Web page and app entries:
□ □ □ □ □

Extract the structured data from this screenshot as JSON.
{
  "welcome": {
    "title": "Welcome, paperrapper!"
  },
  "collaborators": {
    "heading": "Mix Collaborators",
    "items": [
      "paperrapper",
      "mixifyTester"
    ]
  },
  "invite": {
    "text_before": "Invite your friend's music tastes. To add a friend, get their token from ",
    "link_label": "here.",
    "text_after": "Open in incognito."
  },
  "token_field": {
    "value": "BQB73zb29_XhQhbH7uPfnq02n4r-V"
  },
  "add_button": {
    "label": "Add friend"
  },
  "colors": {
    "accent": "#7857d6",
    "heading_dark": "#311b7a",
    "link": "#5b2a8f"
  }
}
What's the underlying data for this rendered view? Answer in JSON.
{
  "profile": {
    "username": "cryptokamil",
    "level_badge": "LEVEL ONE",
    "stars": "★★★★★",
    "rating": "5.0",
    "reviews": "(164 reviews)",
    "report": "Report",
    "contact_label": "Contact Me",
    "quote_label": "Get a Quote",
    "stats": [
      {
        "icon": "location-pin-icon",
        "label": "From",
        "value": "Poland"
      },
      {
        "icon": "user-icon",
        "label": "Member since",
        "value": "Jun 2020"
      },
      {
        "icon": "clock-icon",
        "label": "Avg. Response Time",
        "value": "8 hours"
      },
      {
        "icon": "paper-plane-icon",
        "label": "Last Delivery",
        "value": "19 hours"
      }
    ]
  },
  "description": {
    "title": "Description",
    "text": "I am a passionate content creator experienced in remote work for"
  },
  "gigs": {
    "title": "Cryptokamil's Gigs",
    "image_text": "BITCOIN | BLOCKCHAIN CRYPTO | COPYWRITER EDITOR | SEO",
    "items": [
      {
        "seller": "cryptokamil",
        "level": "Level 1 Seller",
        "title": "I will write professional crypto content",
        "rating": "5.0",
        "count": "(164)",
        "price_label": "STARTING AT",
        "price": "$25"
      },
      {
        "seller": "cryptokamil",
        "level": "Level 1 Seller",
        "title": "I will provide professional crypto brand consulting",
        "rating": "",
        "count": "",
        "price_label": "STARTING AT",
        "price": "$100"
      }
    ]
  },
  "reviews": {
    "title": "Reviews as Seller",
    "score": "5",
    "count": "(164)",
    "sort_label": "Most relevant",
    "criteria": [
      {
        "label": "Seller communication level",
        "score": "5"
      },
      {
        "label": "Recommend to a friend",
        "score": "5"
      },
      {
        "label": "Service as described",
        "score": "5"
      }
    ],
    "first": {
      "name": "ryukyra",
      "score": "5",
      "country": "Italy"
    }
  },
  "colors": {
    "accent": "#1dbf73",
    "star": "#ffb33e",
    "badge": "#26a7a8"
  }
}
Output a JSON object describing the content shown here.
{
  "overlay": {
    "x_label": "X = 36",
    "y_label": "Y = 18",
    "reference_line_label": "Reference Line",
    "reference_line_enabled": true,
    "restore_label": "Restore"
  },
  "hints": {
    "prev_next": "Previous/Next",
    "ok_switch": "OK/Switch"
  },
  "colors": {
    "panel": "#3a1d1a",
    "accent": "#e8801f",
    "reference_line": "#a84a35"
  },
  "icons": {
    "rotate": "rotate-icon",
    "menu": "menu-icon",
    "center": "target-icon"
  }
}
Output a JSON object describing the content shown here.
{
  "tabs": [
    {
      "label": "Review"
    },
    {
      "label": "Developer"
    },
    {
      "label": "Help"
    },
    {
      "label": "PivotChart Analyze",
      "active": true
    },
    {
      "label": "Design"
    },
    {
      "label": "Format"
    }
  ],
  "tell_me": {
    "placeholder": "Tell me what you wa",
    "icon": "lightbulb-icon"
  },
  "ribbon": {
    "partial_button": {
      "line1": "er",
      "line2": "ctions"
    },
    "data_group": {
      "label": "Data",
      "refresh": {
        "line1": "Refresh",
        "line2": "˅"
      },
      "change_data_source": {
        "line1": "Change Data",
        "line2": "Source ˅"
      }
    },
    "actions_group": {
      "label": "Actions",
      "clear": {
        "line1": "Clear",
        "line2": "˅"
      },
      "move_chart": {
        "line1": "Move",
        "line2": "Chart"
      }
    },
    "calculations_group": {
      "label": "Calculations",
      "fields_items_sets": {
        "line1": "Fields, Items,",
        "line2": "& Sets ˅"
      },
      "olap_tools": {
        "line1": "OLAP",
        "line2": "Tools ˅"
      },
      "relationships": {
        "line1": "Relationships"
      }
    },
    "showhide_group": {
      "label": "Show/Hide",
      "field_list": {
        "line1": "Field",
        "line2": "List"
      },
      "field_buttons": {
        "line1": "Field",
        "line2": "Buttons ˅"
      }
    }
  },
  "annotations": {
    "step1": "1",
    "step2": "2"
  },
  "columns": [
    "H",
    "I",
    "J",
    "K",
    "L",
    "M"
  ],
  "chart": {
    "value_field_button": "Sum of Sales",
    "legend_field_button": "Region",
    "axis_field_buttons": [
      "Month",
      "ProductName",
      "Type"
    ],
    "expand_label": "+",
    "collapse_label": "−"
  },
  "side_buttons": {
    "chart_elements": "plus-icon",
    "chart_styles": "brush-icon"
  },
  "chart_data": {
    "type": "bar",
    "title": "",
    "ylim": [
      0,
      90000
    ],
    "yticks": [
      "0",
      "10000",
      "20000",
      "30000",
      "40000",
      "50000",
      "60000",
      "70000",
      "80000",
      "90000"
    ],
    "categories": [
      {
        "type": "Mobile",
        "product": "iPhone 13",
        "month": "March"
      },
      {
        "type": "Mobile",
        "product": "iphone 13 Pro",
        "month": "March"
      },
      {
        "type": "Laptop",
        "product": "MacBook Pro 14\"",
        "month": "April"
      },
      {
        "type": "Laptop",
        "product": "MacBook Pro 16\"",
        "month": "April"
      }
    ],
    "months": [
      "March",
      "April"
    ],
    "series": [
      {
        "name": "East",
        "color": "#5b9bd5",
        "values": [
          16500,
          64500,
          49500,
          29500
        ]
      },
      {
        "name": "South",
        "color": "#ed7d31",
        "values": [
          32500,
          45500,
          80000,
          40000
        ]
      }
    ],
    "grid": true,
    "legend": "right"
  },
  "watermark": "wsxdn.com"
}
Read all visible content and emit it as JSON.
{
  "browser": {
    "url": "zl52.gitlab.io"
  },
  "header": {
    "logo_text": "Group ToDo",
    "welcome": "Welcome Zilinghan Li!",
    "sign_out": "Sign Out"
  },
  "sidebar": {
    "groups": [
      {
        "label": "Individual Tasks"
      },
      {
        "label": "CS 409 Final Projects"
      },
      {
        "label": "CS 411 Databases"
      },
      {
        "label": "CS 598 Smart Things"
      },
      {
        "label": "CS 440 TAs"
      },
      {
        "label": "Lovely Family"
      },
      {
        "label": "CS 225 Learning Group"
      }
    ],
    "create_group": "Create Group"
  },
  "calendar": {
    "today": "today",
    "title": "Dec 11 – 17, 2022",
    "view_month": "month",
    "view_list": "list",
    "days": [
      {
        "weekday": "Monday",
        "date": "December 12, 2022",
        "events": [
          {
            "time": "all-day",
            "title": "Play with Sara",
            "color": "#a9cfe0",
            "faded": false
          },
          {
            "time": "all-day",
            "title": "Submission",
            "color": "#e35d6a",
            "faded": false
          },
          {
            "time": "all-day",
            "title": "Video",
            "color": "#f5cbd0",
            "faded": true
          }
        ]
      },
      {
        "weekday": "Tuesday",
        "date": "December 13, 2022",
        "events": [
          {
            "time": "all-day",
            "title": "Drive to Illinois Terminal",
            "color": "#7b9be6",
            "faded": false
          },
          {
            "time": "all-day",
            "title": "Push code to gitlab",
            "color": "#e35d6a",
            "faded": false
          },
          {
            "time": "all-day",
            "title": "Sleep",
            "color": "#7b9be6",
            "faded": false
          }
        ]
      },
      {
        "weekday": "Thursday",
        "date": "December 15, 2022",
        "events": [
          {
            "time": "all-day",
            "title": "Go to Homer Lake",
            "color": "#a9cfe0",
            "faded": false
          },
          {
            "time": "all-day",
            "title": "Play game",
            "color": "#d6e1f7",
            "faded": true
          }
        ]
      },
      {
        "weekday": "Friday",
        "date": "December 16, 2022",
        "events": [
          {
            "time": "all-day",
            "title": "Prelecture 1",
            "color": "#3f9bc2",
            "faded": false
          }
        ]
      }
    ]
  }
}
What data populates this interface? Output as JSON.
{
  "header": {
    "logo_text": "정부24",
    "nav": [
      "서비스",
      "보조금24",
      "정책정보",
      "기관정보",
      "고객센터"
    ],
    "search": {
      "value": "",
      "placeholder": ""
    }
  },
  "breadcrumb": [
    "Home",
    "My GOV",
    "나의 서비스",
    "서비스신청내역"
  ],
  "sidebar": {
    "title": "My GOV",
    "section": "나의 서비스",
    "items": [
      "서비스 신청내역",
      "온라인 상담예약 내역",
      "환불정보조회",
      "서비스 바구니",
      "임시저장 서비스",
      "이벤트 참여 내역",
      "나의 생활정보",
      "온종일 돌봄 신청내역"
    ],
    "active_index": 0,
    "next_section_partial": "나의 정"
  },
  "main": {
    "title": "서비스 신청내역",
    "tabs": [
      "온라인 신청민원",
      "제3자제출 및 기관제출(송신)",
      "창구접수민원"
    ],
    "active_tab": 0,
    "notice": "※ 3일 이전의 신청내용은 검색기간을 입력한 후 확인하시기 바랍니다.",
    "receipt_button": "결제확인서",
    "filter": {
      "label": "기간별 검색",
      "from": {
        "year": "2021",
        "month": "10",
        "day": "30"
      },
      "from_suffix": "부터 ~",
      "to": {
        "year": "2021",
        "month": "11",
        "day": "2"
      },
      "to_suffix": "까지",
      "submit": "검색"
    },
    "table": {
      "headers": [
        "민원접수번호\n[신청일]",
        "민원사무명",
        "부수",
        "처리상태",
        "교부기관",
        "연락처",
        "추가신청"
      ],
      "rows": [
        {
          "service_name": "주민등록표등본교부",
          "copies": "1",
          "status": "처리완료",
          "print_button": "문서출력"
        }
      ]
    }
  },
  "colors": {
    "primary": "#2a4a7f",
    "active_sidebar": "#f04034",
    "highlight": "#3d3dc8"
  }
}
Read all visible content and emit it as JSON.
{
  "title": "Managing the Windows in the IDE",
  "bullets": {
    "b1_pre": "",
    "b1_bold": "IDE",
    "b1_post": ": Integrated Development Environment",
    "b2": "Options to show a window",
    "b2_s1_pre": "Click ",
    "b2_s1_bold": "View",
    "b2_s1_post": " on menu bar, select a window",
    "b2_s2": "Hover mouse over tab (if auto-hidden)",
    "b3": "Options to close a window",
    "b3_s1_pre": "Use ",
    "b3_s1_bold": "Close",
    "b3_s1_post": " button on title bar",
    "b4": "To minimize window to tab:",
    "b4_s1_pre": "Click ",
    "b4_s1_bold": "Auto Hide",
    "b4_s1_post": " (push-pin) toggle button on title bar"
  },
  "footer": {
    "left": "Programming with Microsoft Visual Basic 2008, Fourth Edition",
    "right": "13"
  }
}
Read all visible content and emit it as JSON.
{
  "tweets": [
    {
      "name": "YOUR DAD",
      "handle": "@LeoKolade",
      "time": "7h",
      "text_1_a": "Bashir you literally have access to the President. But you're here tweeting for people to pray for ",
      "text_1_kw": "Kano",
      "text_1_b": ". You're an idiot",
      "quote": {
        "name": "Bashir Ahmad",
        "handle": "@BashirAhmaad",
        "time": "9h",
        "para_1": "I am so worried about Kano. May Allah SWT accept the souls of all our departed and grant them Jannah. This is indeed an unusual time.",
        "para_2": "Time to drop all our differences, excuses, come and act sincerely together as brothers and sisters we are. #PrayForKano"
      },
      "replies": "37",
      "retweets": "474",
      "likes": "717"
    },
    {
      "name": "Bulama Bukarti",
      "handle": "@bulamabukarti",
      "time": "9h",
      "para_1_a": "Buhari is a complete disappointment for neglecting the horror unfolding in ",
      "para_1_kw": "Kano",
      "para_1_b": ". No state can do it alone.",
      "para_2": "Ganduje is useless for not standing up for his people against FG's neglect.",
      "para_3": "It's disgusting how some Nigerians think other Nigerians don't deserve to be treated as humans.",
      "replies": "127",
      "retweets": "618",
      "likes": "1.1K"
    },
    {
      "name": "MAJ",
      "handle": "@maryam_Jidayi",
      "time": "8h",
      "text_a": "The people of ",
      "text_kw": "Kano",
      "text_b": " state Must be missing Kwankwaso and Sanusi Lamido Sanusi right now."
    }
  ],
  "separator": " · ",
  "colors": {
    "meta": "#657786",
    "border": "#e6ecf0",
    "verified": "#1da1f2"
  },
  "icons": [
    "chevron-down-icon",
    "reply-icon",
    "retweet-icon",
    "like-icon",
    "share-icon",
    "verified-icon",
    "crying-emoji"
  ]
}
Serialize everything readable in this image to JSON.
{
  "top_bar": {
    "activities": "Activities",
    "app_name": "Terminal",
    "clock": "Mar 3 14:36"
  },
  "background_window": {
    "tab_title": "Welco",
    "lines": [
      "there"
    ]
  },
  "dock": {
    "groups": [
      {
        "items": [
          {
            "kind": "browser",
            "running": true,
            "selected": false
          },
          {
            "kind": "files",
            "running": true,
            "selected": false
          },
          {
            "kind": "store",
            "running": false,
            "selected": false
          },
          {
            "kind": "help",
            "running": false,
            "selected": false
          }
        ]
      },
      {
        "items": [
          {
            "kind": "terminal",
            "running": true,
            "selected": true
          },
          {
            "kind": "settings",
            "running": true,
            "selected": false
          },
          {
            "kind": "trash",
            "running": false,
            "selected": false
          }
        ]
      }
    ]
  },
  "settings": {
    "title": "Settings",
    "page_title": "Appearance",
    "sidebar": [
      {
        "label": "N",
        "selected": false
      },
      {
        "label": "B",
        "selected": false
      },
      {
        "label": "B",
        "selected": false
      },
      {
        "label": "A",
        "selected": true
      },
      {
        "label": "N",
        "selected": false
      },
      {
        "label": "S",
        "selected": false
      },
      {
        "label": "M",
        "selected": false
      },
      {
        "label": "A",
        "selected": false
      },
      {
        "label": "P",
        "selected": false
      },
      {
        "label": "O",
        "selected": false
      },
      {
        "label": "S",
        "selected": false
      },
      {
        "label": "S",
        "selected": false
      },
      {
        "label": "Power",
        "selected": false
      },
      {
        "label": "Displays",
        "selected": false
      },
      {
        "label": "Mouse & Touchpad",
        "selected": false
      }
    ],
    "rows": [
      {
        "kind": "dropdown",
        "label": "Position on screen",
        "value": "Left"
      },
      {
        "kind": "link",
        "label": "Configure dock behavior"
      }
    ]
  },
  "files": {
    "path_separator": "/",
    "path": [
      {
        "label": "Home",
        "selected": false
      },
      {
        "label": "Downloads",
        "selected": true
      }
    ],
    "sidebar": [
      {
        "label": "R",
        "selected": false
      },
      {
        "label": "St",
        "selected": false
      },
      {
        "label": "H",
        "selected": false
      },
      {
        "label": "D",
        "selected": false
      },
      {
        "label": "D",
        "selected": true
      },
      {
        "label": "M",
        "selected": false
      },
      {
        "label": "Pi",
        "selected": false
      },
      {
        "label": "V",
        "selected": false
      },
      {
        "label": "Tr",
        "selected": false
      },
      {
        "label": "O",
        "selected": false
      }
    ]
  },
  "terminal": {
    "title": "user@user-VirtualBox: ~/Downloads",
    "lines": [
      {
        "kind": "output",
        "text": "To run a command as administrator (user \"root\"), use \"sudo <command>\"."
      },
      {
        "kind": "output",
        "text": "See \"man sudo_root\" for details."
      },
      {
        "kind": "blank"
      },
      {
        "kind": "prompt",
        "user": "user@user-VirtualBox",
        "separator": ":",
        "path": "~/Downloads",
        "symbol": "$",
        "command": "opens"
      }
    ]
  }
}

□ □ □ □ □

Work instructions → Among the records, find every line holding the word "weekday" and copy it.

Written response →
        "weekday": "Monday",
        "weekday": "Tuesday",
        "weekday": "Thursday",
        "weekday": "Friday",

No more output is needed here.